Data about app and page elements
....

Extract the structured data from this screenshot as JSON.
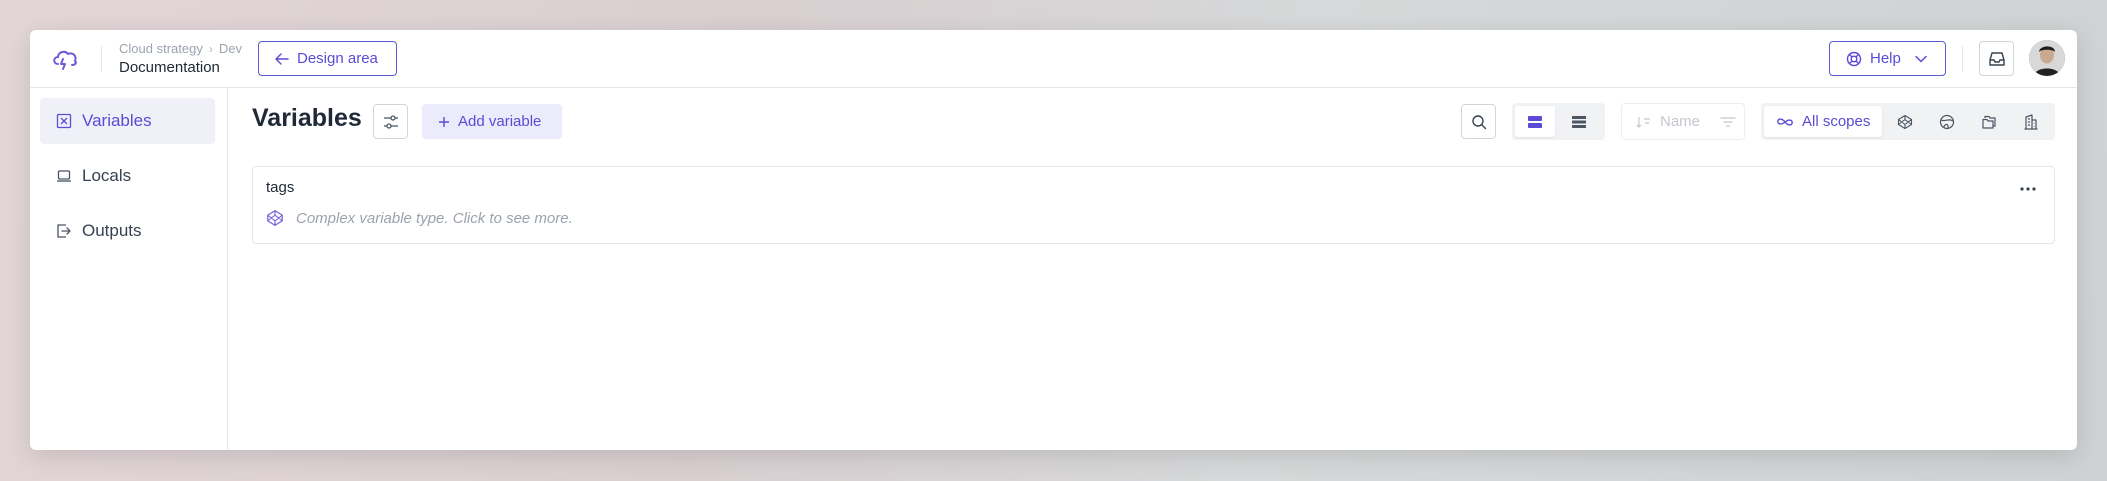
{
  "header": {
    "breadcrumb": {
      "parent": "Cloud strategy",
      "current": "Dev"
    },
    "subtitle": "Documentation",
    "back_button_label": "Design area",
    "help_label": "Help"
  },
  "sidebar": {
    "items": [
      {
        "label": "Variables",
        "icon": "variable-icon",
        "active": true
      },
      {
        "label": "Locals",
        "icon": "laptop-icon",
        "active": false
      },
      {
        "label": "Outputs",
        "icon": "output-icon",
        "active": false
      }
    ]
  },
  "main": {
    "title": "Variables",
    "add_label": "Add variable",
    "sort_label": "Name",
    "scope_all_label": "All scopes",
    "variables": [
      {
        "name": "tags",
        "description": "Complex variable type. Click to see more."
      }
    ]
  },
  "colors": {
    "accent": "#5b4bd6",
    "border": "#e5e7eb"
  }
}
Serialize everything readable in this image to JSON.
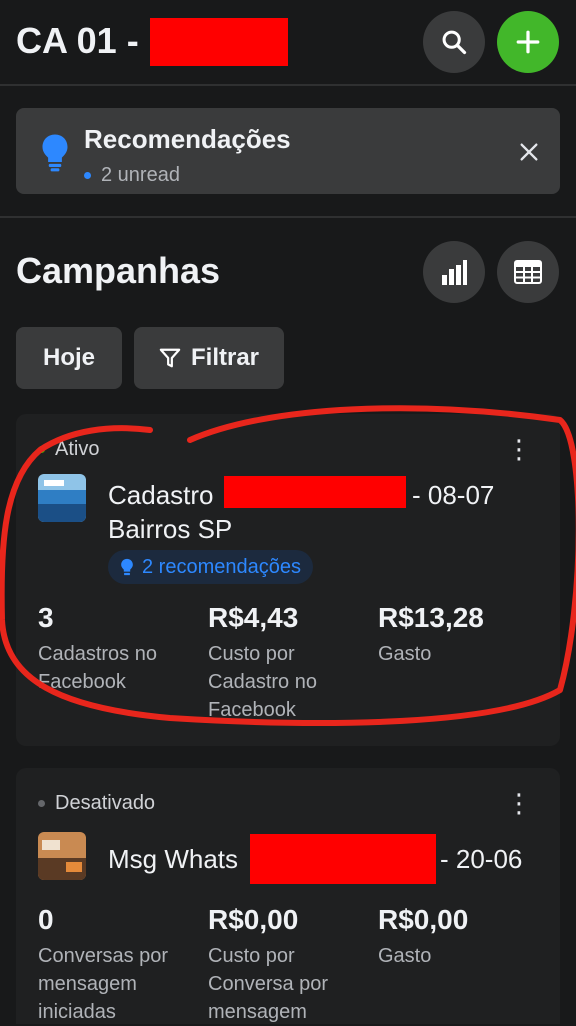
{
  "header": {
    "account_title": "CA 01 -",
    "search_icon": "search-icon",
    "add_icon": "plus-icon"
  },
  "recommendations": {
    "title": "Recomendações",
    "unread": "2 unread",
    "icon": "lightbulb-icon",
    "close_icon": "close-icon"
  },
  "campaigns_section": {
    "title": "Campanhas",
    "chart_icon": "bar-chart-icon",
    "table_icon": "table-icon",
    "today_label": "Hoje",
    "filter_label": "Filtrar",
    "filter_icon": "filter-icon"
  },
  "campaigns": [
    {
      "status": "Ativo",
      "status_color": "#44b700",
      "name_prefix": "Cadastro",
      "name_suffix": "- 08-07",
      "name_line2": "Bairros SP",
      "recommendation_chip": "2 recomendações",
      "metrics": [
        {
          "value": "3",
          "label": "Cadastros no Facebook"
        },
        {
          "value": "R$4,43",
          "label": "Custo por Cadastro no Facebook"
        },
        {
          "value": "R$13,28",
          "label": "Gasto"
        }
      ]
    },
    {
      "status": "Desativado",
      "status_color": "#65676b",
      "name_prefix": "Msg Whats",
      "name_suffix": "- 20-06",
      "metrics": [
        {
          "value": "0",
          "label": "Conversas por mensagem iniciadas"
        },
        {
          "value": "R$0,00",
          "label": "Custo por Conversa por mensagem"
        },
        {
          "value": "R$0,00",
          "label": "Gasto"
        }
      ]
    }
  ],
  "colors": {
    "background": "#18191a",
    "surface": "#3a3b3c",
    "accent_green": "#42b72a",
    "accent_blue": "#2d88ff",
    "redaction": "#ff0000",
    "annotation": "#e8261c"
  }
}
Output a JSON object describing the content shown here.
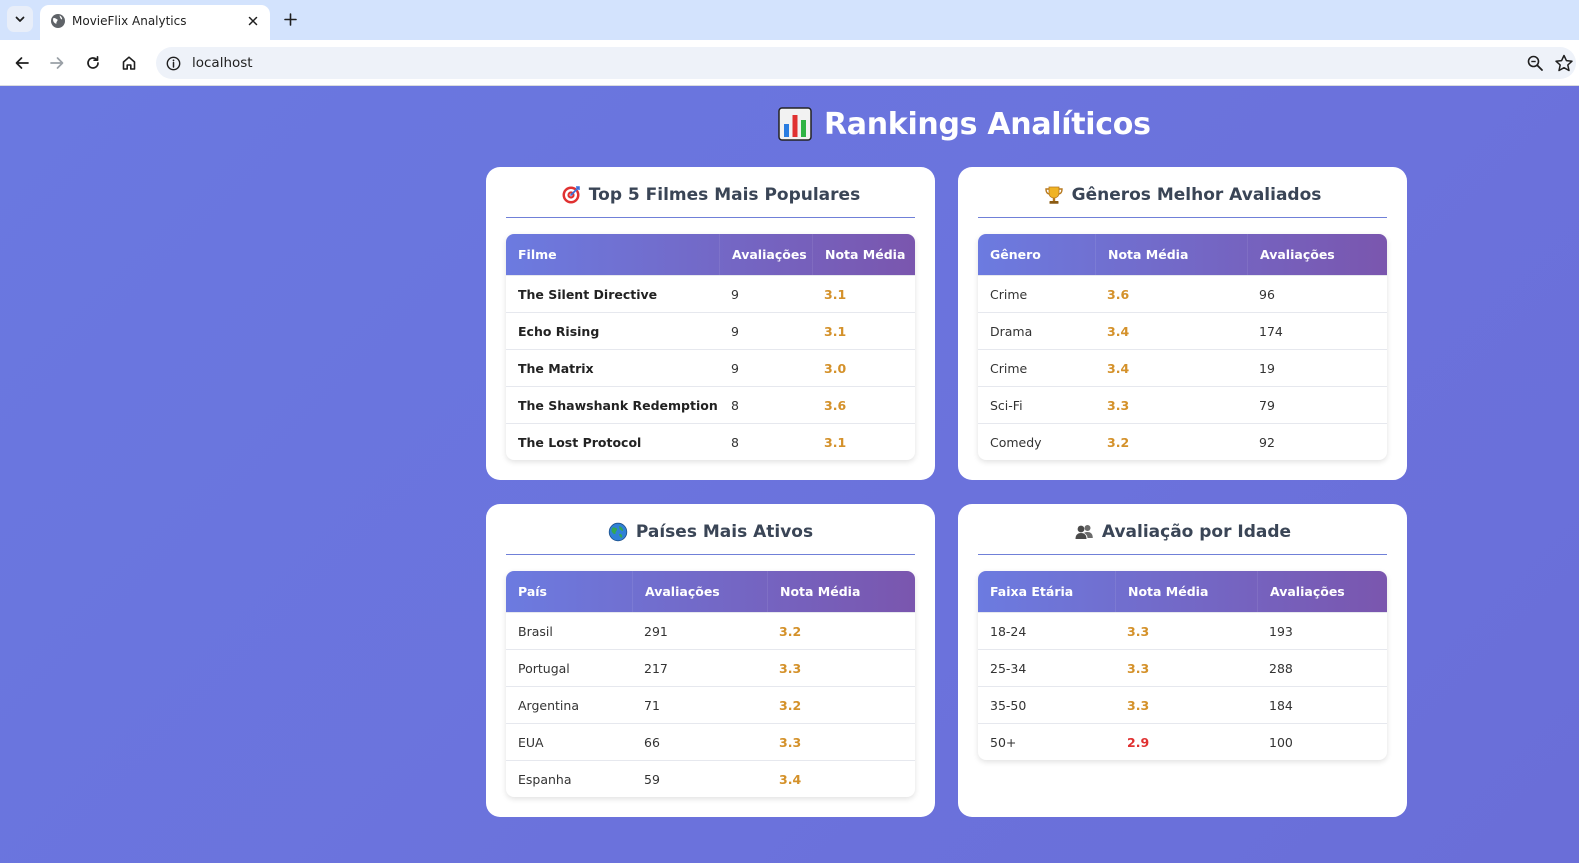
{
  "browser": {
    "tab_title": "MovieFlix Analytics",
    "url": "localhost"
  },
  "page": {
    "title": "Rankings Analíticos"
  },
  "cards": {
    "top_movies": {
      "title": "Top 5 Filmes Mais Populares",
      "headers": [
        "Filme",
        "Avaliações",
        "Nota Média"
      ],
      "rows": [
        [
          "The Silent Directive",
          "9",
          "3.1"
        ],
        [
          "Echo Rising",
          "9",
          "3.1"
        ],
        [
          "The Matrix",
          "9",
          "3.0"
        ],
        [
          "The Shawshank Redemption",
          "8",
          "3.6"
        ],
        [
          "The Lost Protocol",
          "8",
          "3.1"
        ]
      ]
    },
    "genres": {
      "title": "Gêneros Melhor Avaliados",
      "headers": [
        "Gênero",
        "Nota Média",
        "Avaliações"
      ],
      "rows": [
        [
          "Crime",
          "3.6",
          "96"
        ],
        [
          "Drama",
          "3.4",
          "174"
        ],
        [
          "Crime",
          "3.4",
          "19"
        ],
        [
          "Sci-Fi",
          "3.3",
          "79"
        ],
        [
          "Comedy",
          "3.2",
          "92"
        ]
      ]
    },
    "countries": {
      "title": "Países Mais Ativos",
      "headers": [
        "País",
        "Avaliações",
        "Nota Média"
      ],
      "rows": [
        [
          "Brasil",
          "291",
          "3.2"
        ],
        [
          "Portugal",
          "217",
          "3.3"
        ],
        [
          "Argentina",
          "71",
          "3.2"
        ],
        [
          "EUA",
          "66",
          "3.3"
        ],
        [
          "Espanha",
          "59",
          "3.4"
        ]
      ]
    },
    "age": {
      "title": "Avaliação por Idade",
      "headers": [
        "Faixa Etária",
        "Nota Média",
        "Avaliações"
      ],
      "rows": [
        [
          "18-24",
          "3.3",
          "193"
        ],
        [
          "25-34",
          "3.3",
          "288"
        ],
        [
          "35-50",
          "3.3",
          "184"
        ],
        [
          "50+",
          "2.9",
          "100"
        ]
      ]
    }
  },
  "colors": {
    "background": "#6a78df",
    "rating": "#d4912a",
    "rating_low": "#e03131",
    "header_gradient_start": "#6c7be0",
    "header_gradient_end": "#7a56ae"
  }
}
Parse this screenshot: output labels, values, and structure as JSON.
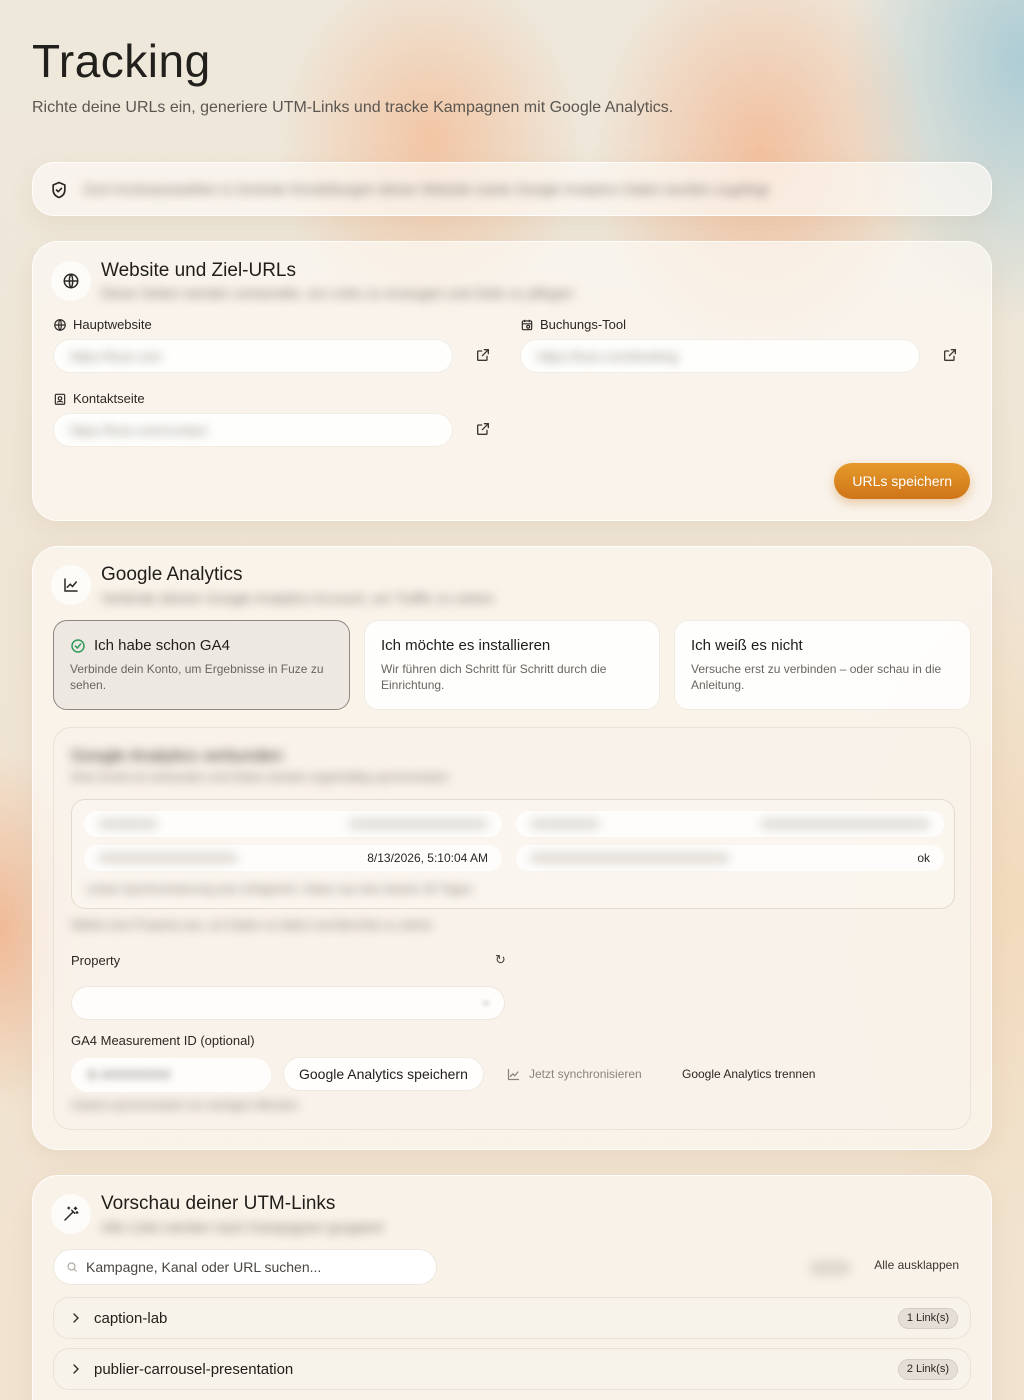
{
  "header": {
    "title": "Tracking",
    "subtitle": "Richte deine URLs ein, generiere UTM-Links und tracke Kampagnen mit Google Analytics."
  },
  "notice": {
    "icon": "shield-check-icon",
    "text": "Zum Kontoauswahlen & Zentrale Einstellungen deiner Website sowie Google Analytics Daten wurden zugefügt"
  },
  "urls_section": {
    "title": "Website und Ziel-URLs",
    "subtitle": "Diese Seiten werden verwendet, um Links zu erzeugen und Ziele zu pflegen",
    "main_site": {
      "label": "Hauptwebsite",
      "placeholder": "https://fuze.com"
    },
    "booking": {
      "label": "Buchungs-Tool",
      "placeholder": "https://fuze.com/booking"
    },
    "contact": {
      "label": "Kontaktseite",
      "placeholder": "https://fuze.com/contact"
    },
    "save_label": "URLs speichern",
    "accent": "#d98222"
  },
  "ga_section": {
    "title": "Google Analytics",
    "subtitle": "Verbinde deinen Google Analytics Account, um Traffic zu sehen",
    "choices": [
      {
        "title": "Ich habe schon GA4",
        "desc": "Verbinde dein Konto, um Ergebnisse in Fuze zu sehen."
      },
      {
        "title": "Ich möchte es installieren",
        "desc": "Wir führen dich Schritt für Schritt durch die Einrichtung."
      },
      {
        "title": "Ich weiß es nicht",
        "desc": "Versuche erst zu verbinden – oder schau in die Anleitung."
      }
    ],
    "connection": {
      "title": "Google Analytics verbunden",
      "subtitle": "Dein Konto ist verbunden und Daten werden regelmäßig synchronisiert",
      "timestamp": "8/13/2026, 5:10:04 AM",
      "status": "ok",
      "note": "Letzte Synchronisierung war erfolgreich. Daten aus den letzten 30 Tagen",
      "hint": "Wähle eine Property aus, um Daten zu laden und Berichte zu sehen"
    },
    "property_label": "Property",
    "refresh_icon": "↻",
    "measurement_label": "GA4 Measurement ID (optional)",
    "measurement_value": "G-XXXXXXXX",
    "save_label": "Google Analytics speichern",
    "sync_label": "Jetzt synchronisieren",
    "disconnect_label": "Google Analytics trennen",
    "footer_note": "Zuletzt synchronisiert vor wenigen Minuten"
  },
  "utm_section": {
    "title": "Vorschau deiner UTM-Links",
    "subtitle": "Alle Links werden nach Kampagnen gruppiert",
    "search_placeholder": "Kampagne, Kanal oder URL suchen...",
    "expand_all_label": "Alle ausklappen",
    "rows": [
      {
        "name": "caption-lab",
        "count": "1 Link(s)"
      },
      {
        "name": "publier-carrousel-presentation",
        "count": "2 Link(s)"
      }
    ]
  }
}
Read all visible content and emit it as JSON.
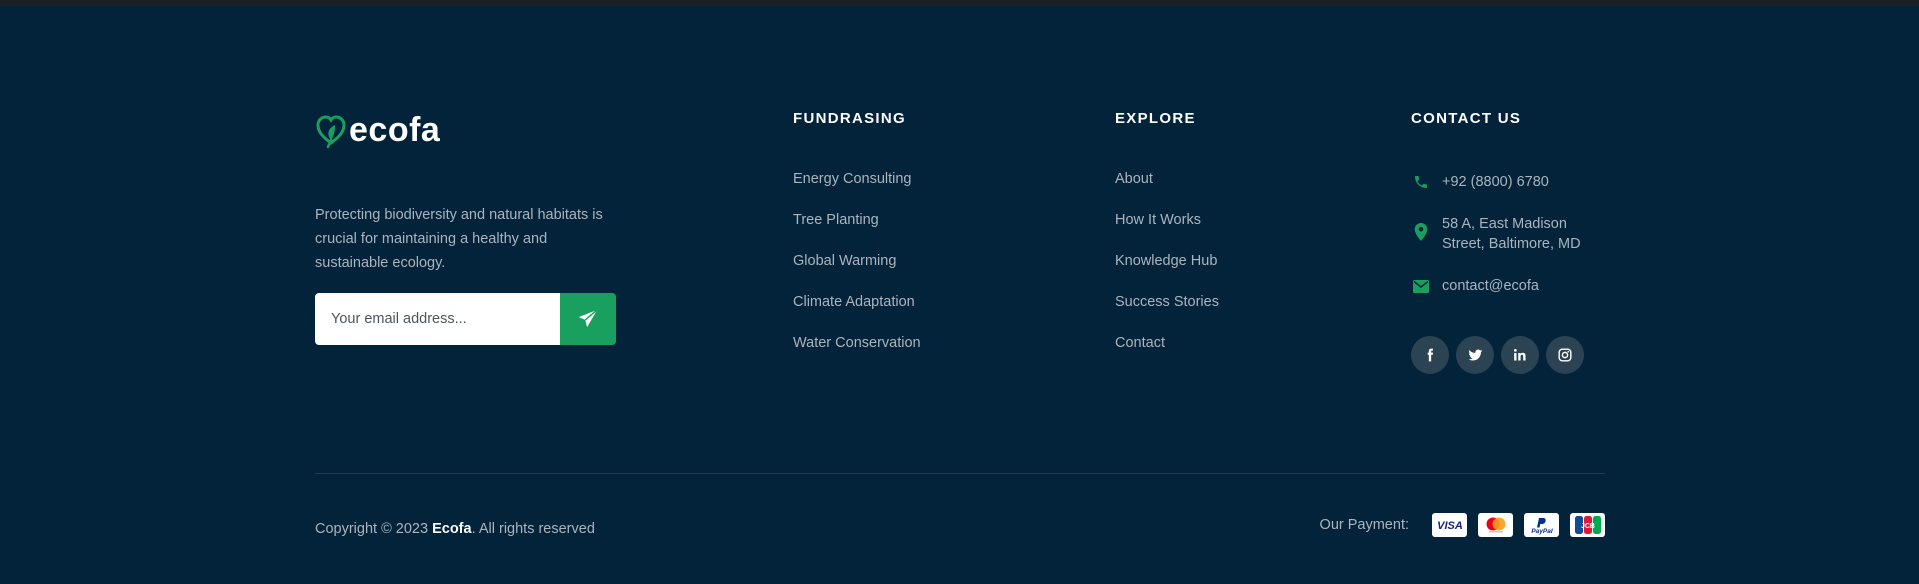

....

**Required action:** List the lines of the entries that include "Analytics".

**Output of the exercise:**
    "tab_title": "MovieFlix Analytics",
    "subtitle": "Richte deine URLs ein, generiere UTM-Links und tracke Kampagnen mit Google Analytics."
    "text": "Zum Kontoauswahlen & Zentrale Einstellungen deiner Website sowie Google Analytics Daten wurden zugefügt"
    "title": "Google Analytics",
    "subtitle": "Verbinde deinen Google Analytics Account, um Traffic zu sehen",
      "title": "Google Analytics verbunden",
    "save_label": "Google Analytics speichern",
    "disconnect_label": "Google Analytics trennen",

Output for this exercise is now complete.